A lot of land is available at a low cost in Edgewood. Edgewood has multiple gas stations and banks and many chain restaurants such as McDonald’s, Starbucks, Sonic, and Dairy Queen. Katrinah’s East Mountain Grill is a nice local option. There are many chain stores, such as Walmart Supercenter (“The nicest Walmart”), Smith’s, and O’Reilly’s. There are also multiple churches.

Church Street Market is a unique shopping experience featuring 20 shops filled with a variety of items. Wildlife West Nature Park and Edgewood Open Space (Equestrian Center) are in this area. The NM Renaissance Celtic Festival and the Harvest and Fiber Festival are both annual events held at the Wildlife West Nature Park. Edgewood Community Center is also a great resource for local activities and events! Venus and Bassett Parks are great parks to take the kids.

Stephanie D. describes Edgewood: “Country living but close to the city. Kids can have a variety of animals for learning experiences. I homeschool but the public schools have let my kids participate on their sports teams. Country living does mean critters though. We have cats so mice are not a problem for us. There are snakes. Long-term availability of water keeps coming up but maybe that’s everywhere. My packages don’t get stolen. It’s quiet. The town is starting to offer more family-friendly things like the recent water day fun at the park and Christmas tree lighting. There is no urgent care out here which is a huge bummer.”

Schools in the Area


  • Population: 2006 (2023)
  • Driving time to Smith’s on Tramway & Central: 30 min
  • Land Cost Per Acre (approx.): $2,300-88,500+
  • Land & Home Cost (approx.): $203,000-525,000

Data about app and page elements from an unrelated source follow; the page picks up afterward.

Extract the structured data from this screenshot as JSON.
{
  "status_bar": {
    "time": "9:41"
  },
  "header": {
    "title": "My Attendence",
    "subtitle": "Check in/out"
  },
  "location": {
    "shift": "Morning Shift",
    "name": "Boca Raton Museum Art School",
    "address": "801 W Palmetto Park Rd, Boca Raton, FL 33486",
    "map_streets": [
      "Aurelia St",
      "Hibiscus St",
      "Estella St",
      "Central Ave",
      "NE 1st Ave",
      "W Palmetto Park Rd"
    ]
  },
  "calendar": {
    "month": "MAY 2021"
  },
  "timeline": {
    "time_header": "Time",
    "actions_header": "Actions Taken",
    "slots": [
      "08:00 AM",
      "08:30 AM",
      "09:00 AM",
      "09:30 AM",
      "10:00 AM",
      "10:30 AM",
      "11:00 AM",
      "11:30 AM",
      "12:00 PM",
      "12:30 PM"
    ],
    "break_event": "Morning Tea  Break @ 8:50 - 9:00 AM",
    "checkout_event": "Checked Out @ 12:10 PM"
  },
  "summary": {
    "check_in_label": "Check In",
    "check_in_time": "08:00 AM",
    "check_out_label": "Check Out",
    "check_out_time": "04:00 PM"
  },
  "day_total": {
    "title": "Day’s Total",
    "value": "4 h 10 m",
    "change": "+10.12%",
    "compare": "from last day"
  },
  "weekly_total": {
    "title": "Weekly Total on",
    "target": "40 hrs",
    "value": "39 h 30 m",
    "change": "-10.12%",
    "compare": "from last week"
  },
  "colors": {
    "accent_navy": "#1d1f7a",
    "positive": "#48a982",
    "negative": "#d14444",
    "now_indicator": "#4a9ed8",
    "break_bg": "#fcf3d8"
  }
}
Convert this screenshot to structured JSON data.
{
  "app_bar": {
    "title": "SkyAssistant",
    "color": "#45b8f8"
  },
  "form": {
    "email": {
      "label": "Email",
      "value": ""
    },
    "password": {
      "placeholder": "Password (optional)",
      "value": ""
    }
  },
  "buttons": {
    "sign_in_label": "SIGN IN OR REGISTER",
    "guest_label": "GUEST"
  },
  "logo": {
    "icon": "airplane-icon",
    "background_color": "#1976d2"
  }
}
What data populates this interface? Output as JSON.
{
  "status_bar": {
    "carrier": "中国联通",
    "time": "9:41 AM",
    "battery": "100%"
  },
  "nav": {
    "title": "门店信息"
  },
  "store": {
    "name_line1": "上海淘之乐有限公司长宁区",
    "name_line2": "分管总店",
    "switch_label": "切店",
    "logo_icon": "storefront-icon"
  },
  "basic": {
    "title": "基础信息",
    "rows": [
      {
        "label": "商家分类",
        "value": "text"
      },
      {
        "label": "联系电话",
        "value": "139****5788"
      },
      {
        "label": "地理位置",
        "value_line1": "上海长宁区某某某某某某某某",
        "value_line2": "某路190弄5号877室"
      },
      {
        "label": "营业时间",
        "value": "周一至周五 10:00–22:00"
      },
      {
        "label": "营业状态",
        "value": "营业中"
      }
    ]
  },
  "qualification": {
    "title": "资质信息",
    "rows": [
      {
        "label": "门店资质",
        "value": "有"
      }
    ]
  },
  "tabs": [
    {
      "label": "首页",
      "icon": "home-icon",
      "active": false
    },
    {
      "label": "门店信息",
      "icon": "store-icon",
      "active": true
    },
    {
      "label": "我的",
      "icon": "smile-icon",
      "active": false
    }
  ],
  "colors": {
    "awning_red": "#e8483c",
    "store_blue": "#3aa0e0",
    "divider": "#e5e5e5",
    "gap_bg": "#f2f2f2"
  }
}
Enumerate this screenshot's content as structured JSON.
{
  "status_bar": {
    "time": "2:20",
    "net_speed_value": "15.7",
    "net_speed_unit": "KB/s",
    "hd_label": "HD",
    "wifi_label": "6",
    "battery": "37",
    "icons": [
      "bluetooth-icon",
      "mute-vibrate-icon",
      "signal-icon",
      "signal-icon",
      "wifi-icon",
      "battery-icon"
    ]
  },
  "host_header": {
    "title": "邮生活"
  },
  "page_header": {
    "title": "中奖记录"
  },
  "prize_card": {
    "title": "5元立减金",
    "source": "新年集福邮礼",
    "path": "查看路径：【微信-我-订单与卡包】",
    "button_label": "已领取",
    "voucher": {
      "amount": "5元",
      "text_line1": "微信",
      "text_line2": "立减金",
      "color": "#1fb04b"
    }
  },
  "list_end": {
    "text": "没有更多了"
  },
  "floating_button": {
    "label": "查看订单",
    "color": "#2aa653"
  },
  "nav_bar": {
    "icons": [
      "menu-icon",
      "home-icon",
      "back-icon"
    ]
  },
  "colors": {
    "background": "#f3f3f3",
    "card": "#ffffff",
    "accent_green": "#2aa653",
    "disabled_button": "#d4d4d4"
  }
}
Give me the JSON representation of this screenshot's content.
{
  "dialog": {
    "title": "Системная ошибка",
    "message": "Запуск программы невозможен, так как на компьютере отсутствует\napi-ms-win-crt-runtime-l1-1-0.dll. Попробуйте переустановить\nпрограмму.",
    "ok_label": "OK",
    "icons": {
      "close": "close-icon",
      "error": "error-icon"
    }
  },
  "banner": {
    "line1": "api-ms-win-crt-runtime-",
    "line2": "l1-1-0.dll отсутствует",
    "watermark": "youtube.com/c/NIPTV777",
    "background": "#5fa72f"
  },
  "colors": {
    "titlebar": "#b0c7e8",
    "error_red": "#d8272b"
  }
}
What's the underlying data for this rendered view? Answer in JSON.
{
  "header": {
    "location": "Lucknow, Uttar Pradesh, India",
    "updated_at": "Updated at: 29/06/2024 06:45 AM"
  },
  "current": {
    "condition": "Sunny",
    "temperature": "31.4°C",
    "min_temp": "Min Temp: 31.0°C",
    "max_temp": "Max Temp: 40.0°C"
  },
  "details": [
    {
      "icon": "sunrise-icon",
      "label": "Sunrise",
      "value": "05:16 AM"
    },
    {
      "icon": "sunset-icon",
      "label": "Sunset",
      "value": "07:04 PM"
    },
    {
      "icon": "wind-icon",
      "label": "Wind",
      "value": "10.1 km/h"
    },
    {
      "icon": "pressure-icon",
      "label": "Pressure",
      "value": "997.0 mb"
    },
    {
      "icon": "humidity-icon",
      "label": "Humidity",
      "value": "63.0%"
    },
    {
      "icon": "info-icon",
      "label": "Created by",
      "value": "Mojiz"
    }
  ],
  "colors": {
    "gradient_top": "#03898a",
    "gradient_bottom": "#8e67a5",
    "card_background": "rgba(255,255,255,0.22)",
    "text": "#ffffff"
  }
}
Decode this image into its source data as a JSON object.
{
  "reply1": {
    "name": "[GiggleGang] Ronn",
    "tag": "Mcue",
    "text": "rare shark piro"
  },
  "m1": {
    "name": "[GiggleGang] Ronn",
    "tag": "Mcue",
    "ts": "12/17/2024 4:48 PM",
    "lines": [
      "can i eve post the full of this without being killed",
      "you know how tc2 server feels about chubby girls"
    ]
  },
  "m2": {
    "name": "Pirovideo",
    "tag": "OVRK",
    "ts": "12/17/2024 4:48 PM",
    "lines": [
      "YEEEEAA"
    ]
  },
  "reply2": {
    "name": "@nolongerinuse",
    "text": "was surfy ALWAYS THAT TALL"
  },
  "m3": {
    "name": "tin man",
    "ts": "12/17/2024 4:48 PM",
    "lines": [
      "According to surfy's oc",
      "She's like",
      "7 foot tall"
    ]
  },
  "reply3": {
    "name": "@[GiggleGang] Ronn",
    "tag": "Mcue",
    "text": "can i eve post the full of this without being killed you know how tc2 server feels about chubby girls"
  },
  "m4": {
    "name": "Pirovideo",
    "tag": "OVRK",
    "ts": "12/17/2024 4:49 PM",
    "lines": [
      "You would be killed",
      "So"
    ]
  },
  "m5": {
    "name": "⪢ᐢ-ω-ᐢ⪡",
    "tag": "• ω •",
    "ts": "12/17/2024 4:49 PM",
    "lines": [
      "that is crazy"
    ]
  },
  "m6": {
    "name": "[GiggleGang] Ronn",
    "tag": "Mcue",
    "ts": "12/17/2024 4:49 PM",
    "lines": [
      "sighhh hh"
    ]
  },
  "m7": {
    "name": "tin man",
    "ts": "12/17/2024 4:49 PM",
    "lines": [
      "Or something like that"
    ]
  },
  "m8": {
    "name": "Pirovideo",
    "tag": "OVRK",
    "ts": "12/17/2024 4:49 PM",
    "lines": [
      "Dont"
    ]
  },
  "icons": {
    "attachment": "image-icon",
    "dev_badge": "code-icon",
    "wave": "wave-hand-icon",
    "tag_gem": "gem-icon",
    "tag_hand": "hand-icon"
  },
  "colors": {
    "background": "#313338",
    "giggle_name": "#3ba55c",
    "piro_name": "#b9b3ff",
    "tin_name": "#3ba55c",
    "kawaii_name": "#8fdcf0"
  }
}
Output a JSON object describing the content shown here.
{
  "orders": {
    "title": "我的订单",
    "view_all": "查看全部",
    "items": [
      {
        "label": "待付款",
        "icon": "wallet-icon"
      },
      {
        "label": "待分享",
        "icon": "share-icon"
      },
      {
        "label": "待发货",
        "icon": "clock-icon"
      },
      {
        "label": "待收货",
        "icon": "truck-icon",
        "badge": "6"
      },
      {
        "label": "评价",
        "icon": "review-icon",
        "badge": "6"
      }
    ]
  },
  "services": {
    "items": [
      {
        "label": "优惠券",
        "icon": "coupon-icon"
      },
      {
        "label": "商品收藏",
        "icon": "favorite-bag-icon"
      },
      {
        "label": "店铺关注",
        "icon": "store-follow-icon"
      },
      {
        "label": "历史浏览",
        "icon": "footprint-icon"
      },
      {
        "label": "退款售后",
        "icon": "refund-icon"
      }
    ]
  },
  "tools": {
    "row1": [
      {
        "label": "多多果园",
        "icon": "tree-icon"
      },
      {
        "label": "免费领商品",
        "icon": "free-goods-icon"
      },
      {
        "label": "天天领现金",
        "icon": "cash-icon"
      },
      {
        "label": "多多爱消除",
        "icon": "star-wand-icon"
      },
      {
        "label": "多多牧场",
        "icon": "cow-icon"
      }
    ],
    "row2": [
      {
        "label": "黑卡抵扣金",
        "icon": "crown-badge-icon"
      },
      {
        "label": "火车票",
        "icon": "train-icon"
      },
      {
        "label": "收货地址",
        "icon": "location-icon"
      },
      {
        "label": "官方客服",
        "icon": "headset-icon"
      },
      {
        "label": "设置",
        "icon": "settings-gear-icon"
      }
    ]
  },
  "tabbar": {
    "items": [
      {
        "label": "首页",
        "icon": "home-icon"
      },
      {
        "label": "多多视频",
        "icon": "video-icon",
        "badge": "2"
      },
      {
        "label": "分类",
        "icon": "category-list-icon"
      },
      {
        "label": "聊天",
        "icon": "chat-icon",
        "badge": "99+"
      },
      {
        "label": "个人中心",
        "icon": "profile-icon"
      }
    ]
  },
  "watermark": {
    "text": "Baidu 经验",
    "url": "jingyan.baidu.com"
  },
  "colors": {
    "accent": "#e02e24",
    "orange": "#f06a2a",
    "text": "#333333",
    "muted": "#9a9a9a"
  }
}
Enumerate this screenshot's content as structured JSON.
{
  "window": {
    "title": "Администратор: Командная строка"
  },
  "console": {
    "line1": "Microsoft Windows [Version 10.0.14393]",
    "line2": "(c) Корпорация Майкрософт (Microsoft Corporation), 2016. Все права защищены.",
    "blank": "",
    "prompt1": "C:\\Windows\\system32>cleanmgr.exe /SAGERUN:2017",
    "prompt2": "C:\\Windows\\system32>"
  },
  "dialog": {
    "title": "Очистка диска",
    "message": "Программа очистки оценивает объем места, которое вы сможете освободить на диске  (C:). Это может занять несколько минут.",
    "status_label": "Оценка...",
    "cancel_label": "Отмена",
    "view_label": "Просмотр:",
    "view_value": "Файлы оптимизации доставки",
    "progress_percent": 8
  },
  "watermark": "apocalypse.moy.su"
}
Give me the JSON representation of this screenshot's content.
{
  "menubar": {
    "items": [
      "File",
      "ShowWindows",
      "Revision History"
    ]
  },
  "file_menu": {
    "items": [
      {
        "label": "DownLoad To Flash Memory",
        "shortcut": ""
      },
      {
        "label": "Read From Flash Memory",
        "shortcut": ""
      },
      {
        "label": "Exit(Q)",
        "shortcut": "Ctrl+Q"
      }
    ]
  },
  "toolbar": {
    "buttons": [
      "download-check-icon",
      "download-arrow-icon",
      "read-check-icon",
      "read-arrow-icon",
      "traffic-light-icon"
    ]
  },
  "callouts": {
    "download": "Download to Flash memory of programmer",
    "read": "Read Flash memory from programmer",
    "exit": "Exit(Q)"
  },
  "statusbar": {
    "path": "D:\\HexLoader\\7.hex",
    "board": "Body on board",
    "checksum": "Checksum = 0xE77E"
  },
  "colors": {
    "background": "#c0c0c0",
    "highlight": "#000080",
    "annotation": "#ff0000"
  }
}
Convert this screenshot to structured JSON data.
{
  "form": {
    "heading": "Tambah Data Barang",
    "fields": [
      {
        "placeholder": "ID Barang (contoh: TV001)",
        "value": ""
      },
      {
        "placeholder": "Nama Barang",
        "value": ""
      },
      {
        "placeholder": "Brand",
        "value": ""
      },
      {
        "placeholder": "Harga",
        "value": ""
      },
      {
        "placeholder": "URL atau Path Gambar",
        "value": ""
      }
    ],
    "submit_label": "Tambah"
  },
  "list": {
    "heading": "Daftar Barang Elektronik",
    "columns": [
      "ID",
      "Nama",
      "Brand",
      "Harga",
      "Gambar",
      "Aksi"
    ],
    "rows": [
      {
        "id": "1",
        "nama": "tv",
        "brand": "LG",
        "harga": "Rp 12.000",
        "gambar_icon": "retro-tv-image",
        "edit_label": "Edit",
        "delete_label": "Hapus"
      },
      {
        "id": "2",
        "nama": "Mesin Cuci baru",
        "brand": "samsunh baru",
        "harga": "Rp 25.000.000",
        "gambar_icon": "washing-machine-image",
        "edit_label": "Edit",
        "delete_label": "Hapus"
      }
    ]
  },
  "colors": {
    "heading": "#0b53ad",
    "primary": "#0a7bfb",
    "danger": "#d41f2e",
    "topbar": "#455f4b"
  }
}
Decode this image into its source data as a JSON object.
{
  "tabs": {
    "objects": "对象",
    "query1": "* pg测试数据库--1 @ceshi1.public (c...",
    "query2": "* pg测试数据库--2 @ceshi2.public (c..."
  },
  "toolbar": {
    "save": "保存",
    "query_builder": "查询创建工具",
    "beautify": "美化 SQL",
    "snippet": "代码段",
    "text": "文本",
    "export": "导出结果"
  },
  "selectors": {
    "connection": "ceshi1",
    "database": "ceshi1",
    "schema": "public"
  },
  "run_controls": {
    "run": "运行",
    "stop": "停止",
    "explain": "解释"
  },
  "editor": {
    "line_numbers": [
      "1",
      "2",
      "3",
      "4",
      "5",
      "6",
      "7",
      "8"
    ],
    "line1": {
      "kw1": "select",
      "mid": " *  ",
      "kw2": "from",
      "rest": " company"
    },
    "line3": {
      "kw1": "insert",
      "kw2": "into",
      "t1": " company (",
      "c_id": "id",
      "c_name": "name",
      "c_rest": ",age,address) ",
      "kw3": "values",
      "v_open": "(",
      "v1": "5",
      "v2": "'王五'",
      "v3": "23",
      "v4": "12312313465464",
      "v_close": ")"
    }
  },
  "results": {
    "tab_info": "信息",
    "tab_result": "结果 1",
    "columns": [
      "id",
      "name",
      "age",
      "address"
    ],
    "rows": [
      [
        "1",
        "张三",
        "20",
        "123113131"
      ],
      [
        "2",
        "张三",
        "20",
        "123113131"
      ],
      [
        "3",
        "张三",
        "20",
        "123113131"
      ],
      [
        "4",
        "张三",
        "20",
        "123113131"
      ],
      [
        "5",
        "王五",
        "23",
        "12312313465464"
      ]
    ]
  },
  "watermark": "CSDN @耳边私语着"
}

Moriarty is home to McCall’s Pumpkin Patch, a favorite of Albuquerque families! They also have Moriarty City Park and Crossley Park. Their Civic Center can accommodate small gatherings up to large conventions. Moriarty is large enough to have most conveniences of a city–gas stations, banks, chain restaurants and stores, hotels, etc.

Schwebach Farm Market is a wonderful place to shop for healthy local produce! Moriarty even has some events for families like a Twinkle Light Parade and a Fourth of July Parade.

Schools in the Area

I hope this guide to the East Mountains can help you decide if the mountains are the right place for you to live. I always prided myself on being a “mountain girl.” Maybe it made me sound like I could conquer a little bit more in life or handle situations better? Although that may be true, anyone can truly call themselves “mountain people” with so many options available depending on your needs and wants of mountain life.

Are there any senses (maybe that fresh smell of pine) you may be missing out on that can be fulfilled living outside the city?

For information about other areas in and around Albuquerque, check out our Ultimate Guide to Moving to Albuquerque.

The opinions expressed in this post are those of the author. They do not necessarily reflect the official policy or position of ABQ Mom, its executive team, other contributors to the site, its sponsors or partners, or any organizations the aforementioned might be affiliated with.